Among the recommendations to be included in the consent decree, the ACLU has outlined four key reforms:
1. Increased Community Involvement
It is critical to engage Cleveland residents in the implementation of police reforms through the establishment of community advisory boards in each Cleveland precinct. Additionally, the creation of an overall board of community leaders, representing Cleveland’s diversity, is needed to help guide and advise city officials and federal monitors during the implementation process.
2. Ongoing DOJ Oversight of the Cleveland Police Department
This is the second DOJ intervention in Cleveland in 10 years. The previous consent decree was short-lived and the pattern of abuses continued.
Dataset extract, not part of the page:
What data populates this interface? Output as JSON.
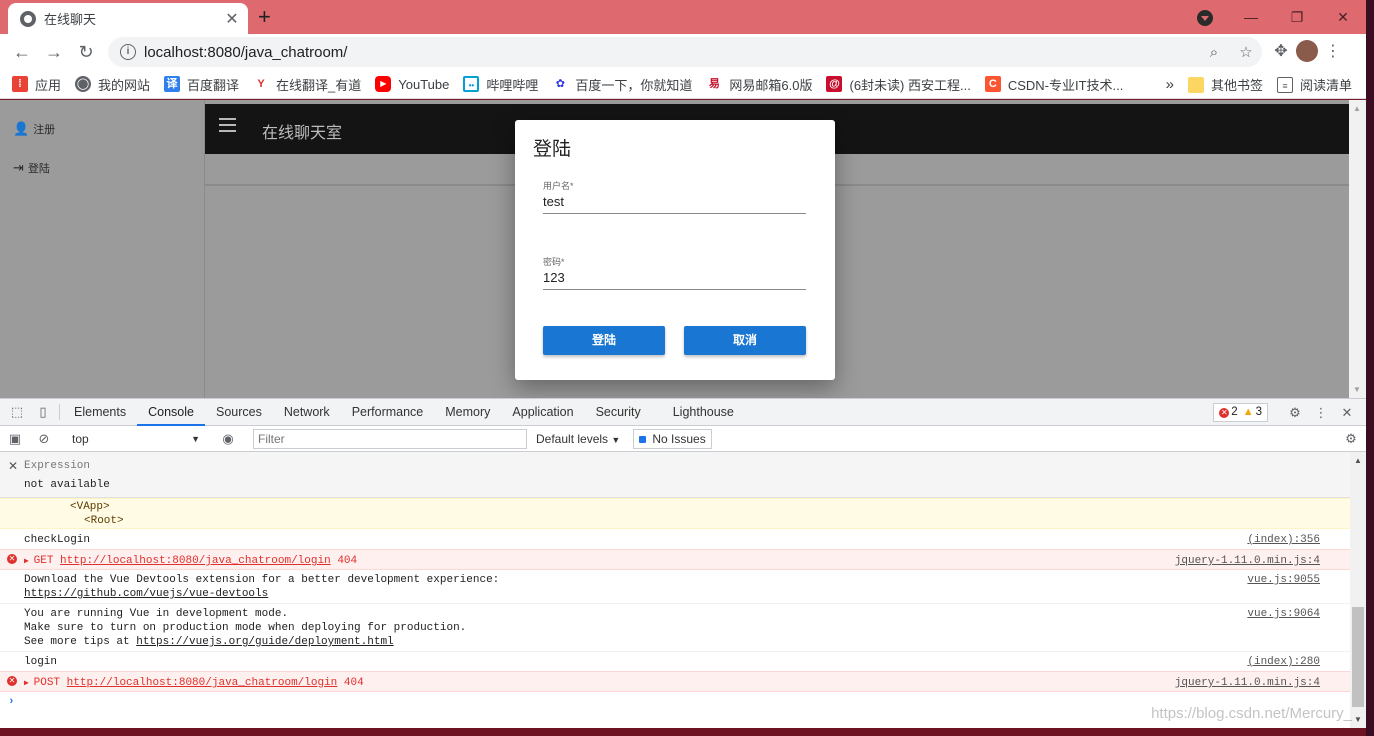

Strict oversight is needed for at least five years, until the changes have been integrated into every facet of Cleveland policing.
3. Implement and Invest in Community Policing Practices
Community policing is a widely regarded strategy that can help strengthen police-community relationships, lower crime rates, and improve neighborhoods. These methods should be prioritized in funding and training within the CPD. In particular, the CPD should: require officers to patrol neighborhoods on foot as much as possible; partner with neighborhood groups or individuals on community activities; provide cultural competence training for its staff; and include community policing standards on performance reviews.
4. Reform the Civilian Police Review Board
The board has serious failings, including a lack of fair and due process, unresponsive or uncompassionate officials, and little-to-no transparency in the grievance process. A reformed board must have: adequate funding; independent investigatory and disciplinary powers; membership that reflects inclusion, expertise, and leadership in the community; and broad access to the public that allows Clevelanders to easily report grievances.
For Cleveland to make transformational changes in the Cleveland Police Department, it must be done with the full cooperation and participation of community members and leaders, law enforcement, civil rights organizations, elected officials, and the Department of Justice, according to Shakyra Diaz, ACLU of Ohio policy manager.
“These reforms are extensive and challenging,” Diaz said. “However, they are greatly needed to reform the Cleveland Police Department into one that enforces the law in a constitutional and effective manner while being open and accountable to local residents they are sworn to serve and protect.”